Science Daily investigates what makes “the peculiar” so peculiarly easy to remember:
It’s this notion of ‘peculiarity’ that can help us understand what makes lasting memories, according to Per Sederberg, a professor of psychology at The Ohio State University.
“You have to build a memory on the scaffolding of what you already know, but then you have to violate the expectations somewhat. It has to be a little bit weird,” Sederberg said.
Sederberg has spent his career studying memory. In one of his most notable studies, he had college students wear a smartphone around their neck with an app that took random photos for a month. Later, the participants relived memories related to those photos in an fMRI scanner so that Sederberg and his colleagues could see where and how the brain stored the time and place of those memories.

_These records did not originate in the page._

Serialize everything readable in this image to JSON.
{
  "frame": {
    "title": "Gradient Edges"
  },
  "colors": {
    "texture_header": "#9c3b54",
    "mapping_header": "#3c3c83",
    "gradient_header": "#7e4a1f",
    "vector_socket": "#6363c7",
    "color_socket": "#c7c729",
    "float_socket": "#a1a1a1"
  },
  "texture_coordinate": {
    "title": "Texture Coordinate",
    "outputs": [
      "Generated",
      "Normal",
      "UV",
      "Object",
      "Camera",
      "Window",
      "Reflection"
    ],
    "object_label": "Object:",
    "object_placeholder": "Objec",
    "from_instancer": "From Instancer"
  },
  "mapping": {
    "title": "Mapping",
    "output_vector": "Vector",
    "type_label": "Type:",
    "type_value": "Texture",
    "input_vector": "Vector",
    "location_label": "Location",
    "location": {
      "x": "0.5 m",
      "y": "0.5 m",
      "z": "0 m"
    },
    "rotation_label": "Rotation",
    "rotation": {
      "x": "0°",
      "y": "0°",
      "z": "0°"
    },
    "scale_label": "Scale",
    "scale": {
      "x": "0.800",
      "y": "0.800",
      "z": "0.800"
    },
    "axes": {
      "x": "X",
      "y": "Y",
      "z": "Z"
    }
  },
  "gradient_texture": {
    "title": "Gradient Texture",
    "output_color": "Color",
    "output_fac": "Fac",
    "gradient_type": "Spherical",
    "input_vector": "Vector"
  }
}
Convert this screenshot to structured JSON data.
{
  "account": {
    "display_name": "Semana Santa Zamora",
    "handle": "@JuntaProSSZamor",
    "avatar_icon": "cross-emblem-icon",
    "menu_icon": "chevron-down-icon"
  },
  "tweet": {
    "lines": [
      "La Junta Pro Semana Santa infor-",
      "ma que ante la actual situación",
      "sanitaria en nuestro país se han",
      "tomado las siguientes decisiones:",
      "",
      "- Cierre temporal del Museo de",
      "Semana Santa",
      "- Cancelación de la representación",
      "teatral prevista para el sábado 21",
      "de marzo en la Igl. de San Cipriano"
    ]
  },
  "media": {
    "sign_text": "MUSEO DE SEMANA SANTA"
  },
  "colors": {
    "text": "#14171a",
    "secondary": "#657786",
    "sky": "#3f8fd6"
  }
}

A memory of a lifetime is like a big city, with many roads that lead there. We forget memories that are desert towns, with only one road in. “You want to have a lot of different ways to get to any individual memory,” Sederberg said.
The difficulty is how to best navigate the push and pull between novelty and familiarity. Novelty tells us what is important to remember. On the other hand, familiarity tells us what we can ignore, but helps us retrieve information later, Sederberg said.
Too much novelty, and you have no way to place it in your cognitive map, but too much familiarity and the information is similarly lost.
The most memorable experiences are those that arise in a familiar and stable context, yet violate some aspect of what we predict would occur in that context, he said.